“One of the four pillars of the university as we approach our 200th year is citizenship and leadership,” Dr. Lerman said. “The university will continue to prepare students to take on leadership roles and to function effectively in a participatory democracy in their home countries and in an increasingly inter-connected and globalized world.”
Mr. Geller was enthusiastic about the project, citing the university’s paramount location within Washington, reputation as a top research institution and dedicated faculty and staff as a draw for the Churchill Centre.
“Our mission is to educate the public about Churchill, about his leadership and what it means to the modern world,” Mr. Geller said. “The center will be here on this fine campus, and I couldn’t be more proud,” he added.
Randolph Churchill, the great-grandson of Sir Winston S. Churchill agreed.
“Churchillian projects are often grand and illustrious in size, and I am very glad that this project is so perfectly formed,” Mr. Churchill said. “Our family is so excited about the plans being developed to give us a proper home.”
Mr. Churchill also announced a major philanthropic commitment to the project from the Churchill family, which was promptly matched by Mr. Geller and then, again, by another a member of the Churchill Centre’s Board of Trustees.

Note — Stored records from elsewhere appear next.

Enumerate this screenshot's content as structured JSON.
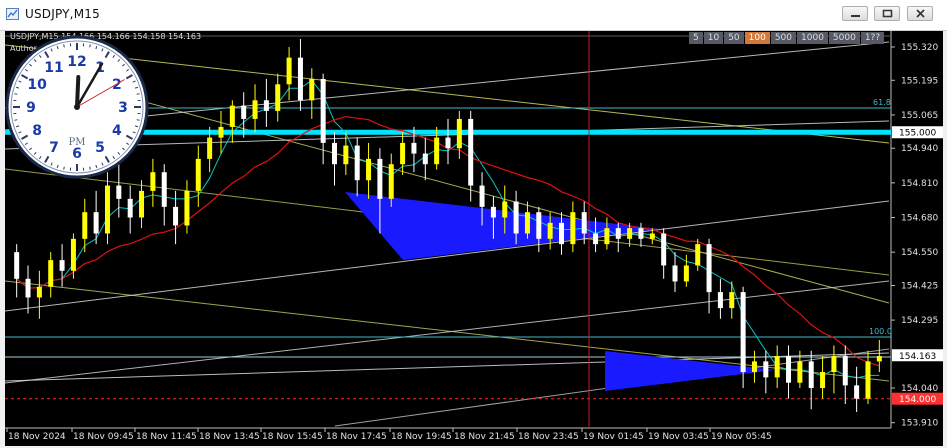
{
  "window": {
    "title": "USDJPY,M15",
    "minimize_icon": "minimize-icon",
    "maximize_icon": "restore-icon",
    "close_icon": "close-icon"
  },
  "chart_header": {
    "symbol_line": "USDJPY,M15 154.166 154.166 154.158 154.163",
    "indicator_line": "Author: GogoJungle"
  },
  "timeframes": [
    "5",
    "10",
    "50",
    "100",
    "500",
    "1000",
    "5000",
    "1??"
  ],
  "active_timeframe": "100",
  "clock": {
    "numbers": [
      "12",
      "1",
      "2",
      "3",
      "4",
      "5",
      "6",
      "7",
      "8",
      "9",
      "10",
      "11"
    ],
    "period": "PM",
    "hour": 12,
    "minute": 5
  },
  "price_axis": {
    "labels": [
      "155.320",
      "155.195",
      "155.065",
      "154.940",
      "154.810",
      "154.680",
      "154.550",
      "154.425",
      "154.295",
      "154.040",
      "153.910"
    ],
    "current_price": "154.163",
    "level_155": "155.000",
    "level_154": "154.000",
    "fib_618": "61.8",
    "fib_100": "100.0"
  },
  "time_axis": {
    "labels": [
      "18 Nov 2024",
      "18 Nov 09:45",
      "18 Nov 11:45",
      "18 Nov 13:45",
      "18 Nov 15:45",
      "18 Nov 17:45",
      "18 Nov 19:45",
      "18 Nov 21:45",
      "18 Nov 23:45",
      "19 Nov 01:45",
      "19 Nov 03:45",
      "19 Nov 05:45"
    ]
  },
  "colors": {
    "background": "#000000",
    "bull_candle": "#ffff00",
    "bear_candle": "#ffffff",
    "level_line": "#00e5ff",
    "triangle_fill": "#1a1aff",
    "ma_red": "#e01010",
    "ma_cyan": "#00c8c8",
    "trend_line": "#d8d860",
    "red_dashed": "#ff2020",
    "cursor_line": "#c81e1e"
  },
  "chart_data": {
    "type": "candlestick",
    "symbol": "USDJPY",
    "timeframe": "M15",
    "ylim": [
      153.89,
      155.38
    ],
    "x_labels": [
      "18 Nov 2024",
      "18 Nov 09:45",
      "18 Nov 11:45",
      "18 Nov 13:45",
      "18 Nov 15:45",
      "18 Nov 17:45",
      "18 Nov 19:45",
      "18 Nov 21:45",
      "18 Nov 23:45",
      "19 Nov 01:45",
      "19 Nov 03:45",
      "19 Nov 05:45"
    ],
    "candles": [
      [
        154.55,
        154.45,
        154.58,
        154.38
      ],
      [
        154.45,
        154.38,
        154.5,
        154.32
      ],
      [
        154.38,
        154.42,
        154.48,
        154.3
      ],
      [
        154.42,
        154.52,
        154.55,
        154.38
      ],
      [
        154.52,
        154.48,
        154.58,
        154.42
      ],
      [
        154.48,
        154.6,
        154.62,
        154.45
      ],
      [
        154.6,
        154.7,
        154.75,
        154.55
      ],
      [
        154.7,
        154.62,
        154.78,
        154.58
      ],
      [
        154.62,
        154.8,
        154.85,
        154.58
      ],
      [
        154.8,
        154.75,
        154.88,
        154.68
      ],
      [
        154.75,
        154.68,
        154.8,
        154.62
      ],
      [
        154.68,
        154.78,
        154.82,
        154.64
      ],
      [
        154.78,
        154.85,
        154.9,
        154.72
      ],
      [
        154.85,
        154.72,
        154.88,
        154.65
      ],
      [
        154.72,
        154.65,
        154.78,
        154.58
      ],
      [
        154.65,
        154.78,
        154.82,
        154.62
      ],
      [
        154.78,
        154.9,
        154.95,
        154.72
      ],
      [
        154.9,
        154.98,
        155.02,
        154.85
      ],
      [
        154.98,
        155.02,
        155.08,
        154.92
      ],
      [
        155.02,
        155.1,
        155.12,
        154.96
      ],
      [
        155.1,
        155.05,
        155.15,
        154.98
      ],
      [
        155.05,
        155.12,
        155.18,
        155.0
      ],
      [
        155.12,
        155.08,
        155.2,
        155.02
      ],
      [
        155.08,
        155.18,
        155.22,
        155.04
      ],
      [
        155.18,
        155.28,
        155.32,
        155.12
      ],
      [
        155.28,
        155.12,
        155.35,
        155.08
      ],
      [
        155.12,
        155.2,
        155.24,
        155.05
      ],
      [
        155.2,
        154.96,
        155.22,
        154.88
      ],
      [
        154.96,
        154.88,
        155.0,
        154.8
      ],
      [
        154.88,
        154.95,
        155.0,
        154.84
      ],
      [
        154.95,
        154.82,
        154.98,
        154.76
      ],
      [
        154.82,
        154.9,
        154.96,
        154.75
      ],
      [
        154.9,
        154.75,
        154.94,
        154.62
      ],
      [
        154.75,
        154.88,
        154.92,
        154.72
      ],
      [
        154.88,
        154.96,
        155.0,
        154.84
      ],
      [
        154.96,
        154.92,
        155.02,
        154.85
      ],
      [
        154.92,
        154.88,
        154.98,
        154.82
      ],
      [
        154.88,
        154.98,
        155.02,
        154.86
      ],
      [
        154.98,
        154.94,
        155.05,
        154.88
      ],
      [
        154.94,
        155.05,
        155.08,
        154.9
      ],
      [
        155.05,
        154.8,
        155.08,
        154.74
      ],
      [
        154.8,
        154.72,
        154.85,
        154.65
      ],
      [
        154.72,
        154.68,
        154.76,
        154.6
      ],
      [
        154.68,
        154.74,
        154.8,
        154.62
      ],
      [
        154.74,
        154.62,
        154.78,
        154.58
      ],
      [
        154.62,
        154.7,
        154.74,
        154.6
      ],
      [
        154.7,
        154.6,
        154.72,
        154.55
      ],
      [
        154.6,
        154.66,
        154.7,
        154.56
      ],
      [
        154.66,
        154.58,
        154.7,
        154.54
      ],
      [
        154.58,
        154.7,
        154.74,
        154.55
      ],
      [
        154.7,
        154.62,
        154.74,
        154.58
      ],
      [
        154.62,
        154.58,
        154.68,
        154.55
      ],
      [
        154.58,
        154.64,
        154.68,
        154.56
      ],
      [
        154.64,
        154.6,
        154.66,
        154.55
      ],
      [
        154.6,
        154.64,
        154.66,
        154.57
      ],
      [
        154.64,
        154.6,
        154.66,
        154.57
      ],
      [
        154.6,
        154.62,
        154.64,
        154.58
      ],
      [
        154.62,
        154.5,
        154.64,
        154.45
      ],
      [
        154.5,
        154.44,
        154.55,
        154.4
      ],
      [
        154.44,
        154.5,
        154.54,
        154.42
      ],
      [
        154.5,
        154.58,
        154.6,
        154.48
      ],
      [
        154.58,
        154.4,
        154.6,
        154.32
      ],
      [
        154.4,
        154.34,
        154.45,
        154.3
      ],
      [
        154.34,
        154.4,
        154.44,
        154.3
      ],
      [
        154.4,
        154.1,
        154.42,
        154.04
      ],
      [
        154.1,
        154.14,
        154.18,
        154.06
      ],
      [
        154.14,
        154.08,
        154.18,
        154.02
      ],
      [
        154.08,
        154.16,
        154.2,
        154.04
      ],
      [
        154.16,
        154.06,
        154.2,
        154.0
      ],
      [
        154.06,
        154.14,
        154.18,
        154.04
      ],
      [
        154.14,
        154.04,
        154.18,
        153.96
      ],
      [
        154.04,
        154.1,
        154.16,
        154.0
      ],
      [
        154.1,
        154.16,
        154.2,
        154.02
      ],
      [
        154.16,
        154.05,
        154.2,
        153.98
      ],
      [
        154.05,
        154.0,
        154.12,
        153.95
      ],
      [
        154.0,
        154.14,
        154.18,
        153.98
      ],
      [
        154.14,
        154.16,
        154.22,
        154.1
      ]
    ],
    "horizontal_levels": [
      155.0,
      154.0
    ],
    "fibonacci": [
      {
        "label": "61.8"
      },
      {
        "label": "100.0"
      }
    ],
    "current_price": 154.163
  }
}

The Churchill Centre, in cooperation with GW, seeks to raise $8 million to make the project a reality. The four components of the project include renovating the street-level floor of the Gelman Library to include a Churchill reading room and exhibit gallery, which will host special events and public lectures.

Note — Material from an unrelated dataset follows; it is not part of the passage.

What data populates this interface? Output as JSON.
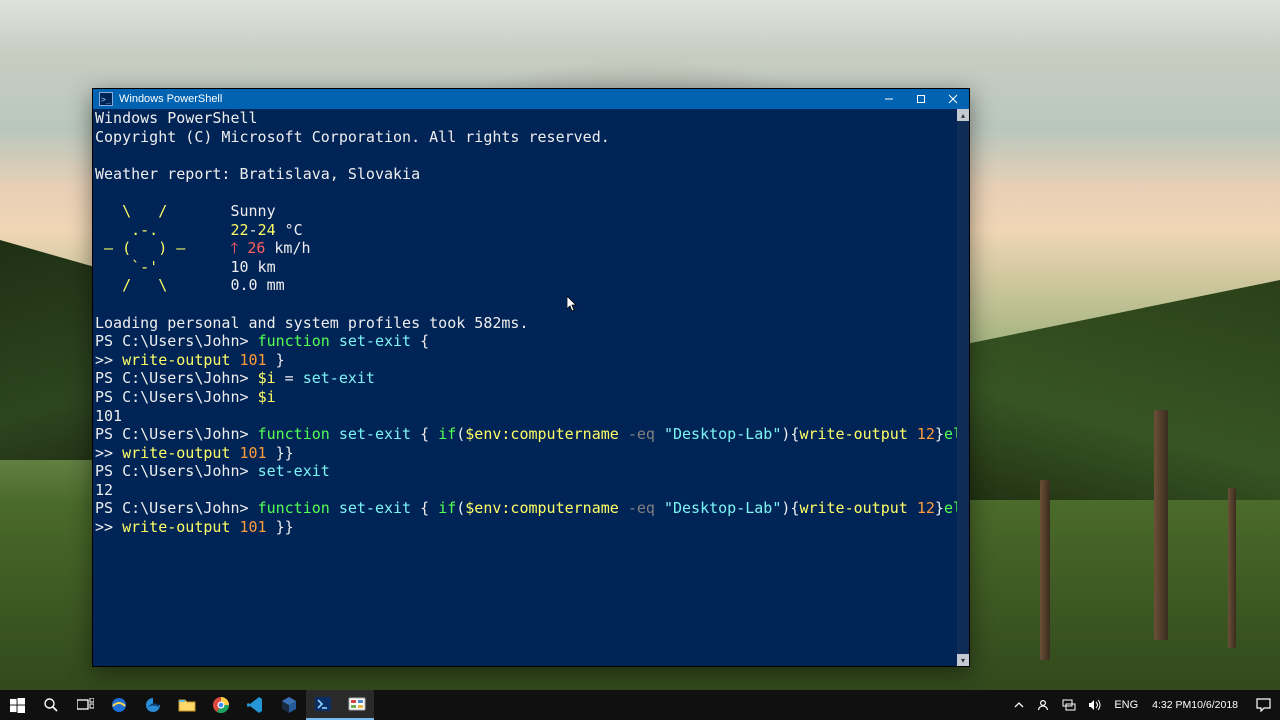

Also included in the project are an endowed professorship in the Columbian College of Arts and Sciences Department of History to facilitate scholarship and original research, an endowed curatorship position to oversee the collections and their preservation, and a fund to build a collection of Churchill research materials and provide programming for future scholars and the public.
“This center will be a forum to bring students, faculty and outside leaders together in collaboration,” Ms. Henry said.
Dr. Knapp reaffirmed the university’s mission in partnering with the Churchill Centre at the final gala dinner, held at the Fairmont Hotel on Saturday. Alumnus David Eisenhower, J.D. `76, offered the keynote address.
“George Washington and the Churchill Centre have come together around a shared aspiration: to create a new, permanent space devoted to the study of Winston Churchill,” Dr. Knapp said. “The National Churchill Library and Center will provide a unique opportunity for our university community and the broader public to become more fully aware of this truly transformational figure in all his rich and complicated glory.”